## [Exercise aim]
The records that follow are to be given again exactly, with their pictures omitted.

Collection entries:
Content starts
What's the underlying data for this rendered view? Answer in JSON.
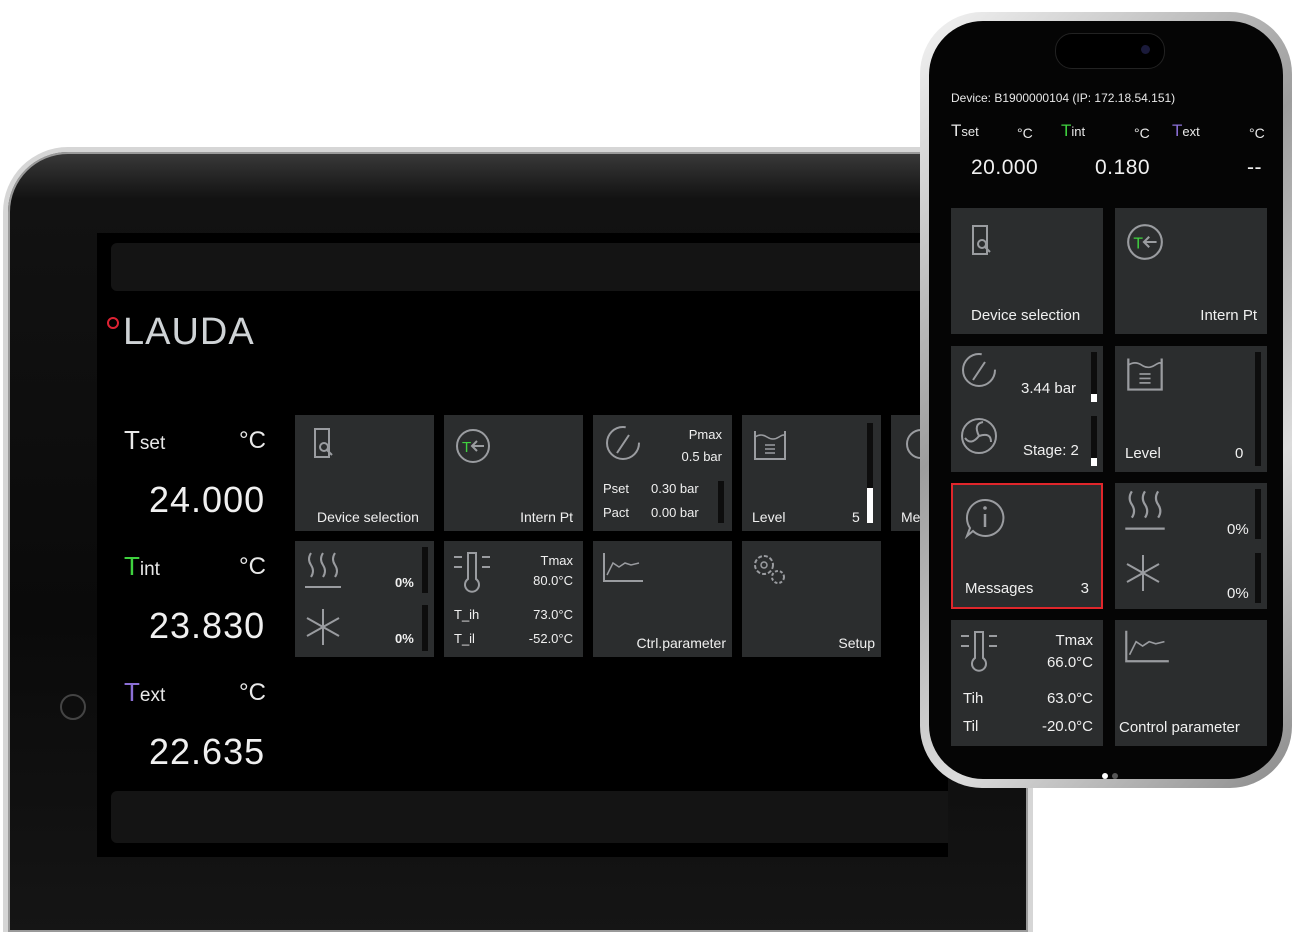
{
  "tablet": {
    "logo": "LAUDA",
    "temps": [
      {
        "symbol": "T",
        "sub": "set",
        "unit": "°C",
        "value": "24.000",
        "color": "#e8e8e8"
      },
      {
        "symbol": "T",
        "sub": "int",
        "unit": "°C",
        "value": "23.830",
        "color": "#3fd23f"
      },
      {
        "symbol": "T",
        "sub": "ext",
        "unit": "°C",
        "value": "22.635",
        "color": "#8b6fd6"
      }
    ],
    "tiles": {
      "device_selection": "Device selection",
      "intern_pt": "Intern Pt",
      "pmax_label": "Pmax",
      "pmax_value": "0.5 bar",
      "pset_label": "Pset",
      "pset_value": "0.30 bar",
      "pact_label": "Pact",
      "pact_value": "0.00 bar",
      "level_label": "Level",
      "level_value": "5",
      "level_fill": 0.35,
      "messages_partial": "Me",
      "heat_pct": "0%",
      "cool_pct": "0%",
      "tmax_label": "Tmax",
      "tmax_value": "80.0°C",
      "tih_label": "T_ih",
      "tih_value": "73.0°C",
      "til_label": "T_il",
      "til_value": "-52.0°C",
      "ctrl_parameter": "Ctrl.parameter",
      "setup": "Setup"
    }
  },
  "phone": {
    "device": "Device: B1900000104 (IP: 172.18.54.151)",
    "headers": [
      {
        "symbol": "T",
        "sub": "set",
        "unit": "°C",
        "value": "20.000",
        "color": "#e8e8e8"
      },
      {
        "symbol": "T",
        "sub": "int",
        "unit": "°C",
        "value": "0.180",
        "color": "#3fd23f"
      },
      {
        "symbol": "T",
        "sub": "ext",
        "unit": "°C",
        "value": "--",
        "color": "#8b6fd6"
      }
    ],
    "tiles": {
      "device_selection": "Device selection",
      "intern_pt": "Intern Pt",
      "pressure": "3.44 bar",
      "stage": "Stage: 2",
      "level_label": "Level",
      "level_value": "0",
      "messages_label": "Messages",
      "messages_count": "3",
      "heat_pct": "0%",
      "cool_pct": "0%",
      "tmax_label": "Tmax",
      "tmax_value": "66.0°C",
      "tih_label": "Tih",
      "tih_value": "63.0°C",
      "til_label": "Til",
      "til_value": "-20.0°C",
      "control_parameter": "Control parameter"
    }
  },
  "colors": {
    "tile_bg": "#2b2d2e",
    "highlight": "#e0262b",
    "accent_green": "#3fd23f",
    "accent_purple": "#8b6fd6",
    "logo_dot": "#dd2233"
  }
}
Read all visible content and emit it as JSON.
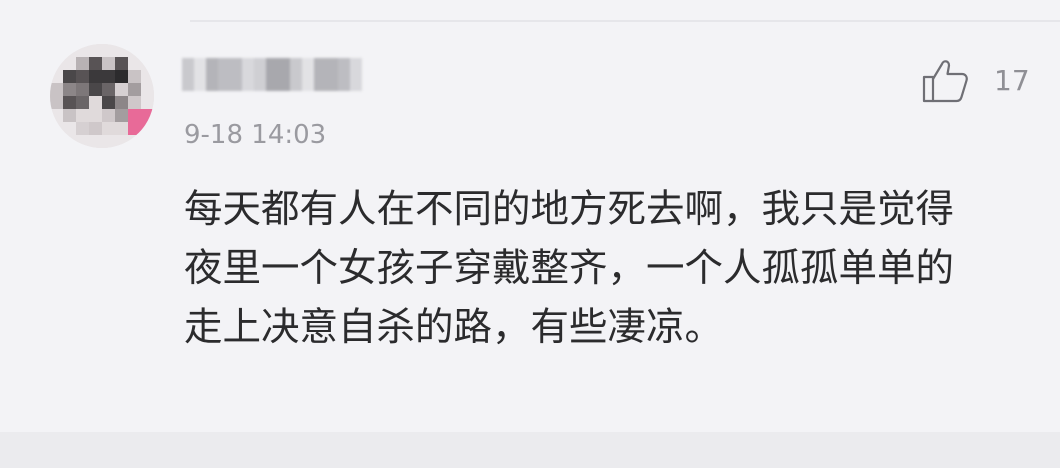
{
  "comment": {
    "timestamp": "9-18 14:03",
    "like_count": "17",
    "lines": [
      "每天都有人在不同的地方死去啊，我只是觉得",
      "夜里一个女孩子穿戴整齐，一个人孤孤单单的",
      "走上决意自杀的路，有些凄凉。"
    ]
  },
  "icons": {
    "like": "thumbs-up-icon"
  },
  "colors": {
    "background": "#f3f3f6",
    "text": "#2b2b2d",
    "muted": "#9a9aa0",
    "avatar_accent": "#e86a98"
  }
}
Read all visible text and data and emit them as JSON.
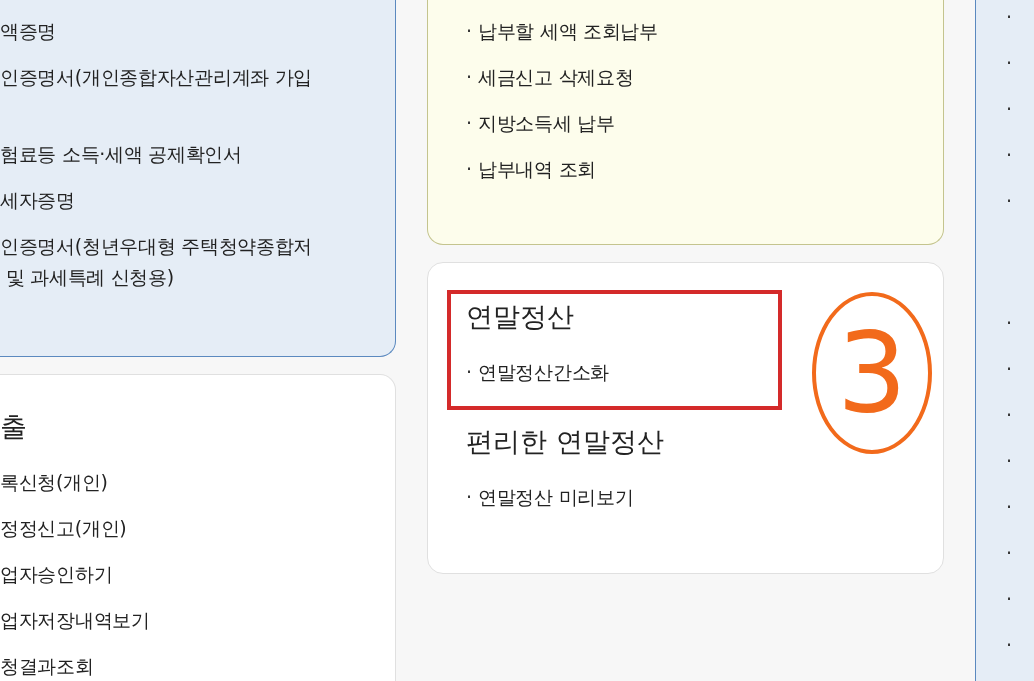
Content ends
## [Answer to this task]
What's the underlying data for this rendered view? Answer in JSON.
{
  "tablet": {
    "logo": "LAUDA",
    "temps": [
      {
        "symbol": "T",
        "sub": "set",
        "unit": "°C",
        "value": "24.000",
        "color": "#e8e8e8"
      },
      {
        "symbol": "T",
        "sub": "int",
        "unit": "°C",
        "value": "23.830",
        "color": "#3fd23f"
      },
      {
        "symbol": "T",
        "sub": "ext",
        "unit": "°C",
        "value": "22.635",
        "color": "#8b6fd6"
      }
    ],
    "tiles": {
      "device_selection": "Device selection",
      "intern_pt": "Intern Pt",
      "pmax_label": "Pmax",
      "pmax_value": "0.5 bar",
      "pset_label": "Pset",
      "pset_value": "0.30 bar",
      "pact_label": "Pact",
      "pact_value": "0.00 bar",
      "level_label": "Level",
      "level_value": "5",
      "level_fill": 0.35,
      "messages_partial": "Me",
      "heat_pct": "0%",
      "cool_pct": "0%",
      "tmax_label": "Tmax",
      "tmax_value": "80.0°C",
      "tih_label": "T_ih",
      "tih_value": "73.0°C",
      "til_label": "T_il",
      "til_value": "-52.0°C",
      "ctrl_parameter": "Ctrl.parameter",
      "setup": "Setup"
    }
  },
  "phone": {
    "device": "Device: B1900000104 (IP: 172.18.54.151)",
    "headers": [
      {
        "symbol": "T",
        "sub": "set",
        "unit": "°C",
        "value": "20.000",
        "color": "#e8e8e8"
      },
      {
        "symbol": "T",
        "sub": "int",
        "unit": "°C",
        "value": "0.180",
        "color": "#3fd23f"
      },
      {
        "symbol": "T",
        "sub": "ext",
        "unit": "°C",
        "value": "--",
        "color": "#8b6fd6"
      }
    ],
    "tiles": {
      "device_selection": "Device selection",
      "intern_pt": "Intern Pt",
      "pressure": "3.44 bar",
      "stage": "Stage: 2",
      "level_label": "Level",
      "level_value": "0",
      "messages_label": "Messages",
      "messages_count": "3",
      "heat_pct": "0%",
      "cool_pct": "0%",
      "tmax_label": "Tmax",
      "tmax_value": "66.0°C",
      "tih_label": "Tih",
      "tih_value": "63.0°C",
      "til_label": "Til",
      "til_value": "-20.0°C",
      "control_parameter": "Control parameter"
    }
  },
  "colors": {
    "tile_bg": "#2b2d2e",
    "highlight": "#e0262b",
    "accent_green": "#3fd23f",
    "accent_purple": "#8b6fd6",
    "logo_dot": "#dd2233"
  }
}
Read all visible content and emit it as JSON.
{
  "comment": {
    "timestamp": "9-18 14:03",
    "like_count": "17",
    "lines": [
      "每天都有人在不同的地方死去啊，我只是觉得",
      "夜里一个女孩子穿戴整齐，一个人孤孤单单的",
      "走上决意自杀的路，有些凄凉。"
    ]
  },
  "icons": {
    "like": "thumbs-up-icon"
  },
  "colors": {
    "background": "#f3f3f6",
    "text": "#2b2b2d",
    "muted": "#9a9aa0",
    "avatar_accent": "#e86a98"
  }
}
Read all visible text and data and emit them as JSON.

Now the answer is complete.